• INSTRUCTIONS TO FOLLOW
Word for word, write out the entries that follow, omitting all pictures.

Dataset rows for apps and sites:

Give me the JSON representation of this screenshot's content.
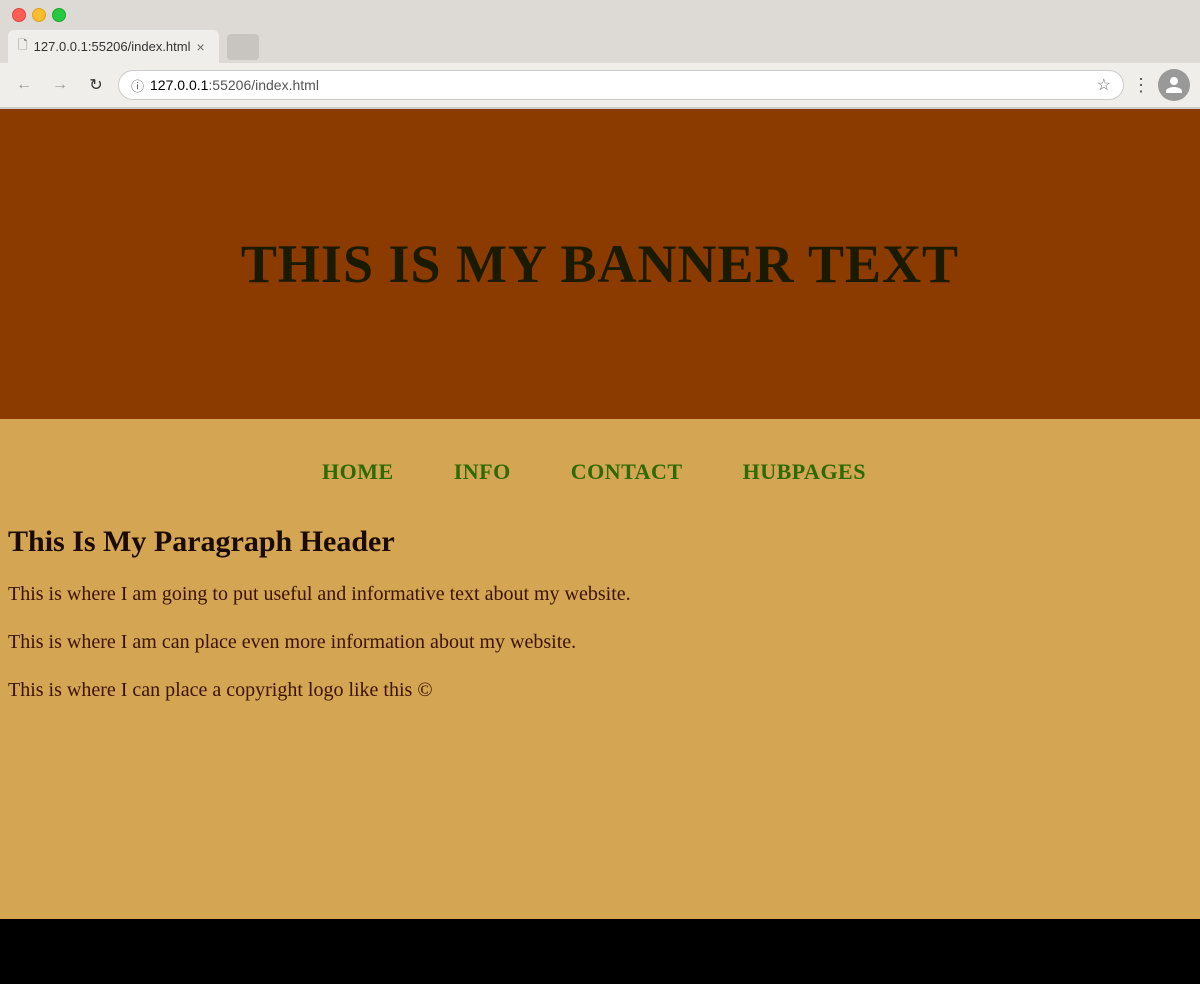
{
  "browser": {
    "url_host": "127.0.0.1",
    "url_path": ":55206/index.html",
    "tab_title": "127.0.0.1:55206/index.html",
    "favicon_char": "🗋"
  },
  "banner": {
    "text": "THIS IS MY BANNER TEXT"
  },
  "nav": {
    "items": [
      {
        "label": "HOME",
        "id": "home"
      },
      {
        "label": "INFO",
        "id": "info"
      },
      {
        "label": "CONTACT",
        "id": "contact"
      },
      {
        "label": "HUBPAGES",
        "id": "hubpages"
      }
    ]
  },
  "main": {
    "paragraph_header": "This Is My Paragraph Header",
    "paragraph1": "This is where I am going to put useful and informative text about my website.",
    "paragraph2": "This is where I am can place even more information about my website.",
    "paragraph3": "This is where I can place a copyright logo like this ©"
  },
  "colors": {
    "banner_bg": "#8B3A00",
    "content_bg": "#D4A553",
    "nav_text": "#2d6a00",
    "body_text": "#3b1200",
    "header_text": "#1a0a00"
  }
}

• EXPECTED ANSWER
Give me the JSON representation of this screenshot's content.
{
  "browser": {
    "url_host": "127.0.0.1",
    "url_path": ":55206/index.html",
    "tab_title": "127.0.0.1:55206/index.html",
    "favicon_char": "🗋"
  },
  "banner": {
    "text": "THIS IS MY BANNER TEXT"
  },
  "nav": {
    "items": [
      {
        "label": "HOME",
        "id": "home"
      },
      {
        "label": "INFO",
        "id": "info"
      },
      {
        "label": "CONTACT",
        "id": "contact"
      },
      {
        "label": "HUBPAGES",
        "id": "hubpages"
      }
    ]
  },
  "main": {
    "paragraph_header": "This Is My Paragraph Header",
    "paragraph1": "This is where I am going to put useful and informative text about my website.",
    "paragraph2": "This is where I am can place even more information about my website.",
    "paragraph3": "This is where I can place a copyright logo like this ©"
  },
  "colors": {
    "banner_bg": "#8B3A00",
    "content_bg": "#D4A553",
    "nav_text": "#2d6a00",
    "body_text": "#3b1200",
    "header_text": "#1a0a00"
  }
}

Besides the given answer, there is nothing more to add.